The problem | Go through the listing beneath this task and return every line that carries the string "JSON".
Input data Block Start
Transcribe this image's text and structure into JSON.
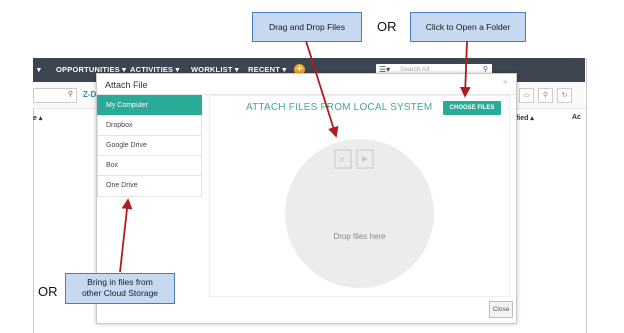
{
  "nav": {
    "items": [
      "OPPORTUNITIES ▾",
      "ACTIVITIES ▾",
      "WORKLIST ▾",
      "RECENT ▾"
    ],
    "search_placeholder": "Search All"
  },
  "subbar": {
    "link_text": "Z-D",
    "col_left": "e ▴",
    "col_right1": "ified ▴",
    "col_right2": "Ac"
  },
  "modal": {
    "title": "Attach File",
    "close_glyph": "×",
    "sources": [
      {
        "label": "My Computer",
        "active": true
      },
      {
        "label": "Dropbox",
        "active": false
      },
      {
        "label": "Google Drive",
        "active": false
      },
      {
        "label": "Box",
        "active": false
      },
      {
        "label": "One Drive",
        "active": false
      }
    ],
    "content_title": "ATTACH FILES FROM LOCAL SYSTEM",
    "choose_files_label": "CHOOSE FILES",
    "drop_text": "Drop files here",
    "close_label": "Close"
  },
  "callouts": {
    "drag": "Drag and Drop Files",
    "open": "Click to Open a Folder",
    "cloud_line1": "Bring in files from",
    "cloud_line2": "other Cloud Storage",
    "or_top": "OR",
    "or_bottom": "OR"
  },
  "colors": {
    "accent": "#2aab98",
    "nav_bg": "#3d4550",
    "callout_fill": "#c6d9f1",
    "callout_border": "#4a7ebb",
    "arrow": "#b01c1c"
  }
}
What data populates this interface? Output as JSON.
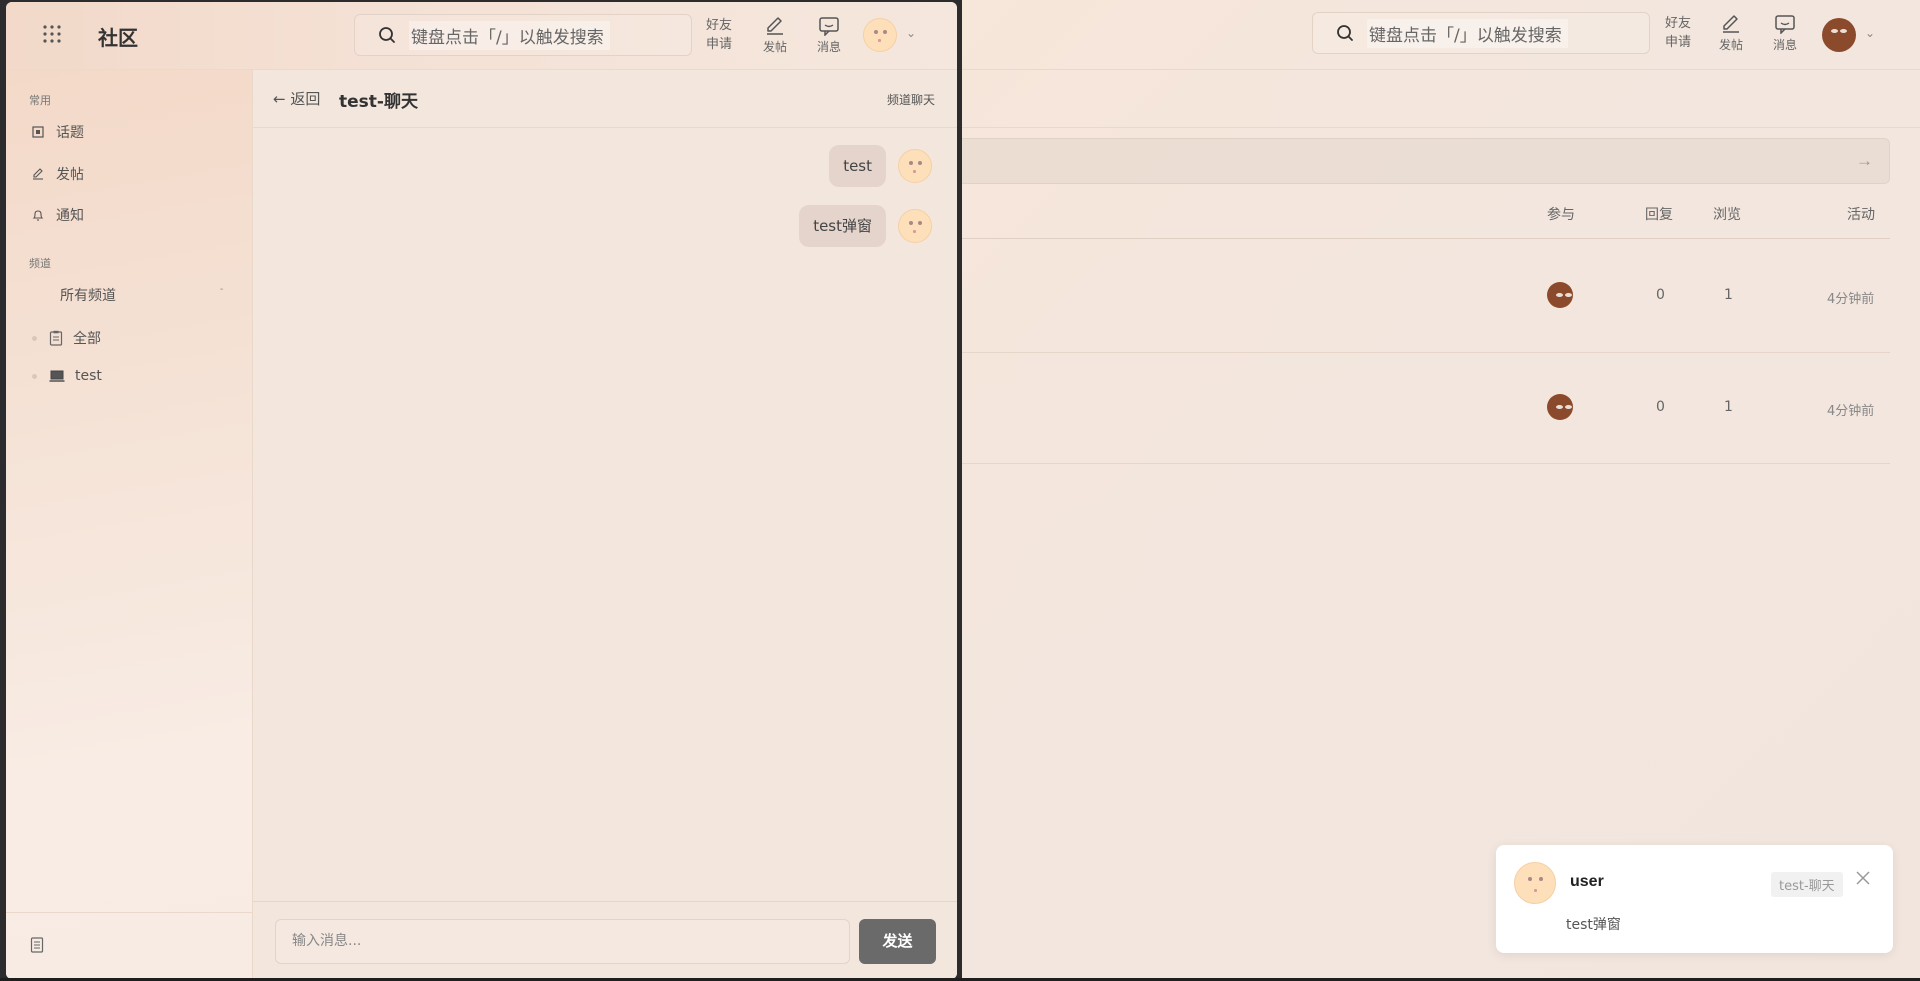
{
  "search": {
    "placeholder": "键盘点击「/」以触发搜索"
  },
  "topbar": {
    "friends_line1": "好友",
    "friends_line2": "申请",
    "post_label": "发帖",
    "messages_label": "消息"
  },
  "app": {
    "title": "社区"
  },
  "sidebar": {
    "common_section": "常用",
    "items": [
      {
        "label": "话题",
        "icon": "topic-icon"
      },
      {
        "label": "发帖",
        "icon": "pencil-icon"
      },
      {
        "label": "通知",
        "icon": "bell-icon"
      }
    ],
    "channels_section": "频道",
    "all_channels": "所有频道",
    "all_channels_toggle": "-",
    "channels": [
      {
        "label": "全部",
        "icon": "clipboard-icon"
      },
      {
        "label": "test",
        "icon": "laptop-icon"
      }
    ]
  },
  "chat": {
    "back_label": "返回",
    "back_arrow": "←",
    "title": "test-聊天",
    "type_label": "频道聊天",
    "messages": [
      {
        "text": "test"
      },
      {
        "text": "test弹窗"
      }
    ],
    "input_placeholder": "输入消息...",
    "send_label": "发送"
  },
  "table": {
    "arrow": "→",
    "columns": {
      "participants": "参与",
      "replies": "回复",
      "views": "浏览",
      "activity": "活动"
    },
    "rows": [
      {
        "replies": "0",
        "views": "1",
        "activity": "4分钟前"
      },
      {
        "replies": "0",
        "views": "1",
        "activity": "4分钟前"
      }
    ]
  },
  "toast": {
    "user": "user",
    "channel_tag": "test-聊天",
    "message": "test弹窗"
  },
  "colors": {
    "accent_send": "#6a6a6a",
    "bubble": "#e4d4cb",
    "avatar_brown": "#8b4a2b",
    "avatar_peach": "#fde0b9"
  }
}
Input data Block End
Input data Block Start
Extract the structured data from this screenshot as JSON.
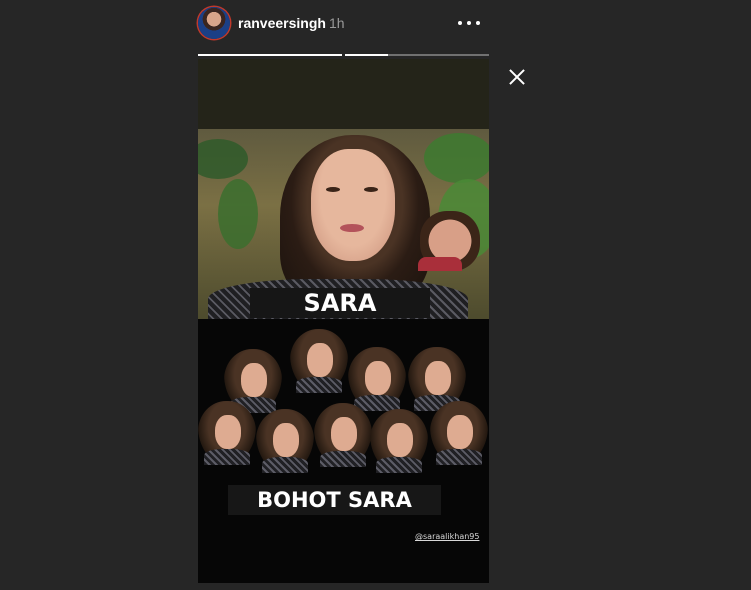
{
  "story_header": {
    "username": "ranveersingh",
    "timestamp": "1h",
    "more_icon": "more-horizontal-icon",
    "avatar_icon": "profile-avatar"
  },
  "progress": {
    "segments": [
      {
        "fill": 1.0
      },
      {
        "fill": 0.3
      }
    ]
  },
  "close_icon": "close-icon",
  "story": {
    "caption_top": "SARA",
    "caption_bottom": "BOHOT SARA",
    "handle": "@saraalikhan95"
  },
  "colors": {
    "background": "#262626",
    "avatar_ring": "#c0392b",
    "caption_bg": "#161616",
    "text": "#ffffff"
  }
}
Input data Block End
Your solution |
Transcribe this image's text and structure into JSON.
What data populates this interface? Output as JSON.
Extract the structured data from this screenshot as JSON.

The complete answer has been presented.